◆ **Task goal**
When a line in the material contains the word "text", copy it.

═══ Task input

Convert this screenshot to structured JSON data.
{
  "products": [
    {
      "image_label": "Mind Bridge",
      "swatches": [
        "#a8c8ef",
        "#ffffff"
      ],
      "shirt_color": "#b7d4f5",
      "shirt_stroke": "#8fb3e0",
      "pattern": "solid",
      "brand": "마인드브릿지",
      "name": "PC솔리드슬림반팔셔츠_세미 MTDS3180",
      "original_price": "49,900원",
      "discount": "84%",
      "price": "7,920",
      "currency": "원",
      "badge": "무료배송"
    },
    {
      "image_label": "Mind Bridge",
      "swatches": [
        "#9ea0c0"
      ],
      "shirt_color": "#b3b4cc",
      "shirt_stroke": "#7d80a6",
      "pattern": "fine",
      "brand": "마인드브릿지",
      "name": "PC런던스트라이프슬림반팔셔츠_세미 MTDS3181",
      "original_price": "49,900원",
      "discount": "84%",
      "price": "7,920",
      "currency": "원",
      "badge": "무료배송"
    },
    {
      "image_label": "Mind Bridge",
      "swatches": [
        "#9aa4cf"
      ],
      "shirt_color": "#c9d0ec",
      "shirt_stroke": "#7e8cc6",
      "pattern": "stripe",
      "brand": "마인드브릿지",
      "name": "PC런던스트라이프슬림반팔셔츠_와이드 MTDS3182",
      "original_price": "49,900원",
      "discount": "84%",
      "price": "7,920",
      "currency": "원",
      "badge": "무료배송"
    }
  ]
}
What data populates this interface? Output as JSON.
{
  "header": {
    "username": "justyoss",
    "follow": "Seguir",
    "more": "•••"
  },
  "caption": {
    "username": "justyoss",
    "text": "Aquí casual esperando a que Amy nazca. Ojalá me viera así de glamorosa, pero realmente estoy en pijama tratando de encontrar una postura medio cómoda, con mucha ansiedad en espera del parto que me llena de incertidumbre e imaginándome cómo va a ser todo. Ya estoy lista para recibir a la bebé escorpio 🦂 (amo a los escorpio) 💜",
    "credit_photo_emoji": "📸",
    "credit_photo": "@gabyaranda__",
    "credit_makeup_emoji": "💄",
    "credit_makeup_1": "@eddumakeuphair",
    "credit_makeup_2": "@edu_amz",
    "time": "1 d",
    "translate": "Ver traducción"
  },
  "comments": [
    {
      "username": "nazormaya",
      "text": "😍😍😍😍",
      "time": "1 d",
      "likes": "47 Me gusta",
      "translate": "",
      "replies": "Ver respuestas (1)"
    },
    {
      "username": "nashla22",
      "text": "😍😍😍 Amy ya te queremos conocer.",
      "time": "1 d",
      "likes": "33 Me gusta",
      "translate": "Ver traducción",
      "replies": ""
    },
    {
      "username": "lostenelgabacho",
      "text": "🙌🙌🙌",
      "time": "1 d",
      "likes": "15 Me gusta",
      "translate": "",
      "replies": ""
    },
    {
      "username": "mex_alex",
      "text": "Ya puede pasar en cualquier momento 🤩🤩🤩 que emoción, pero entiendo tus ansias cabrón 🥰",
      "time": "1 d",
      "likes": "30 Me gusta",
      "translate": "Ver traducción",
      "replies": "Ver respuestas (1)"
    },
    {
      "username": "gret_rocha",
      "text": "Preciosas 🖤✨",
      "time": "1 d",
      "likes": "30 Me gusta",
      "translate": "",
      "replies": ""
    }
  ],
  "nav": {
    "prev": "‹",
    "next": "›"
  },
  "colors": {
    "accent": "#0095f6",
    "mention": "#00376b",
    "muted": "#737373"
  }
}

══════

◆ **Task result**
    "text": "Aquí casual esperando a que Amy nazca. Ojalá me viera así de glamorosa, pero realmente estoy en pijama tratando de encontrar una postura medio cómoda, con mucha ansiedad en espera del parto que me llena de incertidumbre e imaginándome cómo va a ser todo. Ya estoy lista para recibir a la bebé escorpio 🦂 (amo a los escorpio) 💜",
      "text": "😍😍😍😍",
      "text": "😍😍😍 Amy ya te queremos conocer.",
      "text": "🙌🙌🙌",
      "text": "Ya puede pasar en cualquier momento 🤩🤩🤩 que emoción, pero entiendo tus ansias cabrón 🥰",
      "text": "Preciosas 🖤✨",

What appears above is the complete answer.